Would you show every line from the records that holds "folder"?

=== Source material ===

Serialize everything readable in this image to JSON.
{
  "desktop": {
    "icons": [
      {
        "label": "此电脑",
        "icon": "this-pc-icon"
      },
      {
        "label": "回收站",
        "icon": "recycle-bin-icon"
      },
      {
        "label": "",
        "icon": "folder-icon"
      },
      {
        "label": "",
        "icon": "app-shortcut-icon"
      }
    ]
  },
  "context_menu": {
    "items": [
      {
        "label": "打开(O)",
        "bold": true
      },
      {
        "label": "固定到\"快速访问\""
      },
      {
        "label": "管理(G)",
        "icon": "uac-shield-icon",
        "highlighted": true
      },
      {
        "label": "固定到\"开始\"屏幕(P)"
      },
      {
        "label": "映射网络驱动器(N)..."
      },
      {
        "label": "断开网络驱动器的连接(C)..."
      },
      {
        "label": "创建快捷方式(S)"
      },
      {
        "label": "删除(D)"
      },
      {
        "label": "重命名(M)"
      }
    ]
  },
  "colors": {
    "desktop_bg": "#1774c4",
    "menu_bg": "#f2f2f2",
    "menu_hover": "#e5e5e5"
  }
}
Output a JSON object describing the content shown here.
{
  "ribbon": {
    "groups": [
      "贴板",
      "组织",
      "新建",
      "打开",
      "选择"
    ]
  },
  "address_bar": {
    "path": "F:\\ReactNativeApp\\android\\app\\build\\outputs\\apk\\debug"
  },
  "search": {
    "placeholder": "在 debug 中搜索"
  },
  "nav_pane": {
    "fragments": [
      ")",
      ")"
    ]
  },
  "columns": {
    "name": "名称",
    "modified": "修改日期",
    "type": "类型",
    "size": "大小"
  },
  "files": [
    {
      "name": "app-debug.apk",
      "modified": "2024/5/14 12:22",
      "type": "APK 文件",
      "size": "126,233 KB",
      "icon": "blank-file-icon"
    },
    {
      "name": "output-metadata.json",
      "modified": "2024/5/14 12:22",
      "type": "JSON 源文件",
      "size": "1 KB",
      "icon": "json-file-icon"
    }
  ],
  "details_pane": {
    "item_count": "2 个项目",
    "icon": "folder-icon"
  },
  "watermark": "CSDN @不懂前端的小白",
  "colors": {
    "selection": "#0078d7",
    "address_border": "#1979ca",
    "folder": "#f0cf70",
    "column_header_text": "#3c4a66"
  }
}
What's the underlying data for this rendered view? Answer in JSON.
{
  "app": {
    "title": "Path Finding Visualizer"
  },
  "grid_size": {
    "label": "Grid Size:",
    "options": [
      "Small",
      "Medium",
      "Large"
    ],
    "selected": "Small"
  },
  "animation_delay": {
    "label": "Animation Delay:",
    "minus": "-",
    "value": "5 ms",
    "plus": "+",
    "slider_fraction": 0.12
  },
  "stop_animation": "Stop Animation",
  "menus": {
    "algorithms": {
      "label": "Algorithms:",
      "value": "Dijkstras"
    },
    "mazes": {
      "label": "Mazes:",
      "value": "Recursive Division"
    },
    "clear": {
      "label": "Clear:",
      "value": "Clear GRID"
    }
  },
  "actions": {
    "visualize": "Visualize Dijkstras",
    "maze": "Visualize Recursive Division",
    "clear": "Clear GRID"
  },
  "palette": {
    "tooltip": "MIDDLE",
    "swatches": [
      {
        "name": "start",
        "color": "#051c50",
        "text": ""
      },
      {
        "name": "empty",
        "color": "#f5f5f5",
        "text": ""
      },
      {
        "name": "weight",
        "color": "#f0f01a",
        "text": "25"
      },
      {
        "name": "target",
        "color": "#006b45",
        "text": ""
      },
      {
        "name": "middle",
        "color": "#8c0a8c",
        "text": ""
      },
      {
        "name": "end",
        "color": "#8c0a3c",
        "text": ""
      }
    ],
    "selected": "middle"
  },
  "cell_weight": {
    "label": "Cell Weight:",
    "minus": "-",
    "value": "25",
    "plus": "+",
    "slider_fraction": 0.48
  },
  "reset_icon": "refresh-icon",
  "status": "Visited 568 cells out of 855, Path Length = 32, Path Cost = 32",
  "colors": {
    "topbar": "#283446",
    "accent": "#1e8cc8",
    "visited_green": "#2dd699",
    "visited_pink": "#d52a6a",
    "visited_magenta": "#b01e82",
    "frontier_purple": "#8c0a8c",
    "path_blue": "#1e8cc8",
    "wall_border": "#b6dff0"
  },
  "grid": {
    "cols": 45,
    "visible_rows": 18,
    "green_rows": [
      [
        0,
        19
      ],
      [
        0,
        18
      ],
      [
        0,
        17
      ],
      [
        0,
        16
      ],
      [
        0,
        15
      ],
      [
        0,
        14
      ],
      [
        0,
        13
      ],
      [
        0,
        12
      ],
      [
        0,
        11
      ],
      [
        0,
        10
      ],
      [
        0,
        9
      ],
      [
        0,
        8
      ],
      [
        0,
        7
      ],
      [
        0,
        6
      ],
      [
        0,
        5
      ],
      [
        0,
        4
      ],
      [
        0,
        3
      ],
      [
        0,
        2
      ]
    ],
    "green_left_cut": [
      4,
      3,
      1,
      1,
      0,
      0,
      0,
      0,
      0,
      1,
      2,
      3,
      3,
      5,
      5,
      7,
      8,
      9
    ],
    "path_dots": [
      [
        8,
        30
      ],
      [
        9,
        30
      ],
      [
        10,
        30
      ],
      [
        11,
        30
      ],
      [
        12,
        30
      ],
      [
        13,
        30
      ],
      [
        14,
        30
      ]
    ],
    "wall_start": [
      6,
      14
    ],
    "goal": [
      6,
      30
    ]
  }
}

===

| Problem solution |
        "icon": "folder-icon"
    "icon": "folder-icon"
    "folder": "#f0cf70",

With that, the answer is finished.